Jooki is a music player that lets kids play parent-approved music and stories from Spotify & more. It comes with 5 characters (like fox, whale, etc.) that link to various playlists. When a kid pop one of them in the center ring of the Jooki, it starts to play the music, story, etc., that has been uploaded to that character. The company says there's 8-hour of battery life (there's no screen to suck up battery juice), which means very long playtime outdoors or on the go. There's a small amount of onboard memory but there's an SD card slot to add more.
Scott is now with Tech Hive, and he's doing reviews of headphones and Bluetooth speakers. He's becoming the "Giz Wiz" of audio products. You can read his review of PURO Kids Headphones, designed to protect their hearing here. He also says that the Tronsmart Bluetooth Speaker is fantastic, and it's only $60.
Joe has a Harmon Kardon Bluetooth speaker and he is having trouble playing music from his phone. It pairs with it, but he can't figure out how to give it the command to play music. Leo says that he has the Harmon Kardon Invoke and it sounds great for $100, but it may not be made "aware." He'll have to go into his phone's Bluetooth settings. On the Amazon Echo, you have to tell it to connect to the phone and then pair it in the Bluetooth settings. So he may want to try that.
Carlton is looking for a loud portable speaker he can pick up in Canada. Leo says that the WireCutter is the best place to find a top recommendation and they say the Peachtree Audio Deepblue 2 Home Speaker is the best one. Audio Engine makes a good one as well.
Scott Wilkinson says that there's a link over at BaseheadSpeakers.com for the top ten loudest Bluetooth speakers. VaVaVoom is their top vote getter. Scott also says that there is now a new spec that will give home theater users a nice faux stereo sound from one speaker using computer software. RIVAAudio.com is the site.

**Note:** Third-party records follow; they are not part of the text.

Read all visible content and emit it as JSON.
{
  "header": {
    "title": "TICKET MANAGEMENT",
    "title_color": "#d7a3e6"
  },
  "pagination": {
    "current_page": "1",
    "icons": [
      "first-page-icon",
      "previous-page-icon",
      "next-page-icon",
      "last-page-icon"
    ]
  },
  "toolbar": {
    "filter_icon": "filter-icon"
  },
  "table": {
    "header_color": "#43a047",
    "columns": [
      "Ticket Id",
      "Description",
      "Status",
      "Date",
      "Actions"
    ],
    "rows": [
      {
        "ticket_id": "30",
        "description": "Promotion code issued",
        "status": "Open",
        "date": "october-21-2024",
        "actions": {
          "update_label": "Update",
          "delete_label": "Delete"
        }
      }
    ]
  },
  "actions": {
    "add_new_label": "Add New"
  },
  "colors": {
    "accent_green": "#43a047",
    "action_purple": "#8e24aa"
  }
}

Julie needs an external Bluetooth speaker for events that she sponsors. Leo says she can get a Fugoo Speaker, which is great for mobile outdoor activity, but it's not that loud for large group events.
Marsha is looking for a great bluetooth speaker. Scott has been looking at the BenQ Electrostatic Speaker of late and it's pretty cool. The low frequencies are handled by the main body, but the swing out speakers handle the electrostatic design. They're about $300.
Juliette wonders if you can create a cellphone megaphone app that can turn a cellphone into a megaphone. Leo says that's an interesting idea. There are third party add on hardware options that could do that.
This week's gadget is the TreVolo portable electrostatic bluetooth speaker by BenQ. It’s the world's first portable Bluetooth speaker with electrostatic technology. Many music enthusiasts feel electrostatic technology delivers superior sound quality. But electrostatic speakers have been big and power hungry. Now, thanks to BenQ, that’s no longer true.
This week's gadget is in honor of Scott's pinch hitting for Leo. It's the Harman Kardon Onyx Studio Portable Bluetooth speaker. It's 4.6 pounds and has two 3-inch woofers, two 3/4-inch tweeters, and two passive radiators. There's no audio-in jack, as it works via Bluetooth. It's battery powered, and can last 5 hours on one charge. 15 watts per active speaker for a total output of 60 watts. Frequency response is stated as 60Hz to 20kHz. List price is $399.99, but discounts are widely available.